This week, dear friends, I want to talk about wildness and bliss.
There are some things that can be taught and others that have to be experienced, felt, lived.
I was camping once, by the beach. I sat in meditation in the black night. Beneath a cold and star-studded sky. I sat alone.
Suddenly I felt something move with me. I began to feel my body rock to the rhythm of the earth's rotation. I felt her movement around the sun.
I swayed with her, held close, graceful partner in this primordial dance.
This still connection is not something that can be recreated. Nor is it something I've ever forgotten.
Now, every time I sit to meditate, a bit of the sway begins, invoking the wild dance of the earth as I dance within my mind.
There is so much we hold in, so much we contain, shape, prod and prompt, so much we work for. In life and in practice.
On our mats we often work on our posture, our balance, our alignment. We celebrate when we nail it -- jump through from plank, when we land a pike or headstand. So many of us practice this path diligently. Or berate ourselves when we don't.
We spend a lot of time in the 2-by-6 feet of our yoga mats.
But yoga was never meant to be a practice that kept us contained.
Don't you ever wonder why you practice yoga on your mat?
Yoga began in mountaintops, hillsides, inside caves and under trees. Yoga's roots and origins are in the deep wild.
And that wild is both outer and inner.
Some of the first yogis were matted-haired, ash-smeared, dreadlocked sadhus, who ate or smoked herbs and sat in blissful or horrific meditation for days.
Yoga's always had a wild side. It emerges in different ways.
Under British colonization, some of these very same ash-smeared sadhus took up arms, disrupted trains and trade routes of the British East India company, and were so successful that the British created penal codes that outlawed yogis in certain areas of India.
Taking our practice off our mat, being socially engaged, in the world, with the world, changing the world, are all ways to deepen our yoga practice.
Where do you find, feel, and feed the wild -- within and without?
Have you tried practicing on a rock's edge or precipice, not for the photo op, but for the intense groundedness skyward moving rock commands of your feet?
Have you tried asana or meditation by a stream or brook, noticed the flow of the water echoed in the flow of your movement and your thoughts?
There are infinite ways to explore the wild without.
And just as many ways to engage it within. The gentle force of the breath, when we watch it, really watch it, with full attention: length of the in breath, pause, length of the out breath, pause, as it cycles, shares its own wild rhythm.
We might study our wild selves, focus our gaze on our fears, our joys, our anger, ecstasy, shame or our pride and simply observe. We humans have so many emotions- these give us access to the primal wild impulse, when we are really with them, observe and track them. We don't need to do much: stop, observe, listen.
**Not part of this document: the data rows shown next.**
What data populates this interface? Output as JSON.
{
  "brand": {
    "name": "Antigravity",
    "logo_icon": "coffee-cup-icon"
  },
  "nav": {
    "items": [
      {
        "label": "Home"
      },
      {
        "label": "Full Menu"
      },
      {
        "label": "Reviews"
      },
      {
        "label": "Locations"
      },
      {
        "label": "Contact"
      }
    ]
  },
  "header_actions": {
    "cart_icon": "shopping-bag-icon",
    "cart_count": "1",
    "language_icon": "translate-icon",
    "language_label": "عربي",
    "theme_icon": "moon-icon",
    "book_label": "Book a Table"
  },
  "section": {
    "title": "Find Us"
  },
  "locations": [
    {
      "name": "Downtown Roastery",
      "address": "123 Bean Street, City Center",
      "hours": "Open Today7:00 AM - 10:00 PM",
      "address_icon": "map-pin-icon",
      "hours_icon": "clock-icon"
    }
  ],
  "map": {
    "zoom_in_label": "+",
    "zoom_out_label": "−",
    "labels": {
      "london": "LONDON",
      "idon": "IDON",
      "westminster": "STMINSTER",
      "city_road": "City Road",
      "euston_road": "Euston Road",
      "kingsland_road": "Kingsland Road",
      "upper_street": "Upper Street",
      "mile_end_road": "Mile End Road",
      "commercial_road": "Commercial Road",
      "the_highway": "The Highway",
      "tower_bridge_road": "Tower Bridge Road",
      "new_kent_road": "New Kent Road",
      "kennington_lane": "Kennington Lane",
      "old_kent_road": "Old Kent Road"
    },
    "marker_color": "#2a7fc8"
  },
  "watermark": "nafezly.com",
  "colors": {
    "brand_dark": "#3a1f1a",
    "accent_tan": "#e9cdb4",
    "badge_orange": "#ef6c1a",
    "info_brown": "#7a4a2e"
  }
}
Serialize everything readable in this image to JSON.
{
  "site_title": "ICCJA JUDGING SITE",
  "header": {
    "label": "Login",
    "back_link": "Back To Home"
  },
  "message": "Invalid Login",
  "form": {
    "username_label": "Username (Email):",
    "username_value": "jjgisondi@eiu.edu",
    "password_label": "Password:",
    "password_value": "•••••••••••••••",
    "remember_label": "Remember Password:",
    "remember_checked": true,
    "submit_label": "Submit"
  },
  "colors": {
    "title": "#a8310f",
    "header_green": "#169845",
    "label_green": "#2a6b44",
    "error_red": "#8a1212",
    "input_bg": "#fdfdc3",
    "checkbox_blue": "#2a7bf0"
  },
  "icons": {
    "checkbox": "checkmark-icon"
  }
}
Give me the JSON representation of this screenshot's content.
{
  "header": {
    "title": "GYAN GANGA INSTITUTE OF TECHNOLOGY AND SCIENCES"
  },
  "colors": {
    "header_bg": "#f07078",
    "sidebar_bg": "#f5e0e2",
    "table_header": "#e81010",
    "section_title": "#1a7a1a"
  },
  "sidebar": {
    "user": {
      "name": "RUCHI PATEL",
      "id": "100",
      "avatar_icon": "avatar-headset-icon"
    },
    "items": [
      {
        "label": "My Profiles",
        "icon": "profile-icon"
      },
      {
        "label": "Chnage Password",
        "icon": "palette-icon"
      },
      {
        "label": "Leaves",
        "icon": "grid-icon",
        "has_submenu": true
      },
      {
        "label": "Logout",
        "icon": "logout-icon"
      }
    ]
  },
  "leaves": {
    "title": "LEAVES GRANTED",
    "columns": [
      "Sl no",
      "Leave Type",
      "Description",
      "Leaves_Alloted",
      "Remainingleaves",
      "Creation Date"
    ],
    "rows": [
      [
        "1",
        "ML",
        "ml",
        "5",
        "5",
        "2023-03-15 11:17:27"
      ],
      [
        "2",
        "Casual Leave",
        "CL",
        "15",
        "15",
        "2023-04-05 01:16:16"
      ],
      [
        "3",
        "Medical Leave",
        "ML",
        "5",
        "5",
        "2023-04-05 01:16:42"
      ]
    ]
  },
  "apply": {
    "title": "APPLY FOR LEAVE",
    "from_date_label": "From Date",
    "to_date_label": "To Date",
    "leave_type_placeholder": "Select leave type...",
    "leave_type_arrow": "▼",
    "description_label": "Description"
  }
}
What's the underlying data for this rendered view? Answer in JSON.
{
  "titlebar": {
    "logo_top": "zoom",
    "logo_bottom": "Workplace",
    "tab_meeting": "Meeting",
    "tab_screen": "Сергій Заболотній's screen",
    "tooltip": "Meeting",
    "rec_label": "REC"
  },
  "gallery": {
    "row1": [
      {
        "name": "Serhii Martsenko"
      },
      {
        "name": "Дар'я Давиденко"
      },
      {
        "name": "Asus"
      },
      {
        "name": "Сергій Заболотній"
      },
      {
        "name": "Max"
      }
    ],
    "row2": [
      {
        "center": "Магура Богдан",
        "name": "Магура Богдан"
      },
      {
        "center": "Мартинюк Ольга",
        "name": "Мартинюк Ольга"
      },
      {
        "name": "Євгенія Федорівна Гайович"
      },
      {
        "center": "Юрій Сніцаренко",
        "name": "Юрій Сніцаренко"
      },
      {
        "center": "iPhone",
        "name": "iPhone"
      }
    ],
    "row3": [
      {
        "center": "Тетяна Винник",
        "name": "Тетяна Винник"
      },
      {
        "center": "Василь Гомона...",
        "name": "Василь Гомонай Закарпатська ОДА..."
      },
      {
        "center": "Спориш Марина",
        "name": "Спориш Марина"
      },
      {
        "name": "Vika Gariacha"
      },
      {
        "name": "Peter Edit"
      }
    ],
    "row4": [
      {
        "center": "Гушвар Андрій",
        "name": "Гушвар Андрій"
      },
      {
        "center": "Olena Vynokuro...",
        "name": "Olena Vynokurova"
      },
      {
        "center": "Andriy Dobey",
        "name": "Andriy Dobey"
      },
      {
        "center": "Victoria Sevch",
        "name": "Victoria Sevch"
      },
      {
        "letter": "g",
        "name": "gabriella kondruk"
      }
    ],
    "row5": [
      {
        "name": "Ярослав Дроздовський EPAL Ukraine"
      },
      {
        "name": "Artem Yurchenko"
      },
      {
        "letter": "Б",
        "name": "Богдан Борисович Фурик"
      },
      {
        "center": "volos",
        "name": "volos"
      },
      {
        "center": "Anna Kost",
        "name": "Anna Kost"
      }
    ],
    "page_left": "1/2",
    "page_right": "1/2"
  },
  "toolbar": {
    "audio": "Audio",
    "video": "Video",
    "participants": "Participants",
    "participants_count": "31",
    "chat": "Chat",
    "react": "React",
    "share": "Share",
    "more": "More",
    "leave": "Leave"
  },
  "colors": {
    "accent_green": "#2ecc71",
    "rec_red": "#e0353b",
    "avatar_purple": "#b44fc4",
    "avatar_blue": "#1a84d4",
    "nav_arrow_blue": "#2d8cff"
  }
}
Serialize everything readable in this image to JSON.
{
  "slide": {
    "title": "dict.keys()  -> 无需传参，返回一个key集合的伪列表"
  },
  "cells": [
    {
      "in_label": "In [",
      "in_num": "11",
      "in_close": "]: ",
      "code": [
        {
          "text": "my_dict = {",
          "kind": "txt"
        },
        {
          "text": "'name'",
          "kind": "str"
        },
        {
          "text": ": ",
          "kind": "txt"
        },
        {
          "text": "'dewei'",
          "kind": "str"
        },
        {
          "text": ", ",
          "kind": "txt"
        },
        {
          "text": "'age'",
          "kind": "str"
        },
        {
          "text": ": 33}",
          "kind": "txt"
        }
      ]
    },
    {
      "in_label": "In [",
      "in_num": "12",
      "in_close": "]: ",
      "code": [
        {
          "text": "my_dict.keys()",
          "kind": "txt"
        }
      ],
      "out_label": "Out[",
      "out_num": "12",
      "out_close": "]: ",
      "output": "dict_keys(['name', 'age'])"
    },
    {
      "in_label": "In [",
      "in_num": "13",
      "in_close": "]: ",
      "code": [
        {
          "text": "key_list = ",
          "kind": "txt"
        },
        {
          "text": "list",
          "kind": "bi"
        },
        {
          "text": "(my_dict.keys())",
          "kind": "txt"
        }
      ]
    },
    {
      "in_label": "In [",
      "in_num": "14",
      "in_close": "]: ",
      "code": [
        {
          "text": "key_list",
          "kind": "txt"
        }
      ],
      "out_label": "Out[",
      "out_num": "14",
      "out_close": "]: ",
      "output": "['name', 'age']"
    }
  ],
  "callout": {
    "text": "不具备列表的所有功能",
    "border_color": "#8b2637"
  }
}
There's a wildness to practice that can emerge even in the studio class- when you are locked in a rhythm, the breath or movement takes over, and you lose yourself. It might feel like crying. Like laughing. Like twirling in circles. Go with it. Don't worry how you look. Or what everyone else is doing.
Because sometimes the secret to deepening our practice is discipline. I absolutely adore the results and depth that focus brings. We wouldn't have the range of practice without it.
But sometimes it is wildness that leads us to bliss.
Only you know where to find and feed your wild.
I work with individuals 1 on 1 in online-learning custom coaching programs to transform your life with the tools of yoga. I also run online yoga business trainings and in-person Yoga Teacher Trainings.
More at www.susannabarkataki.com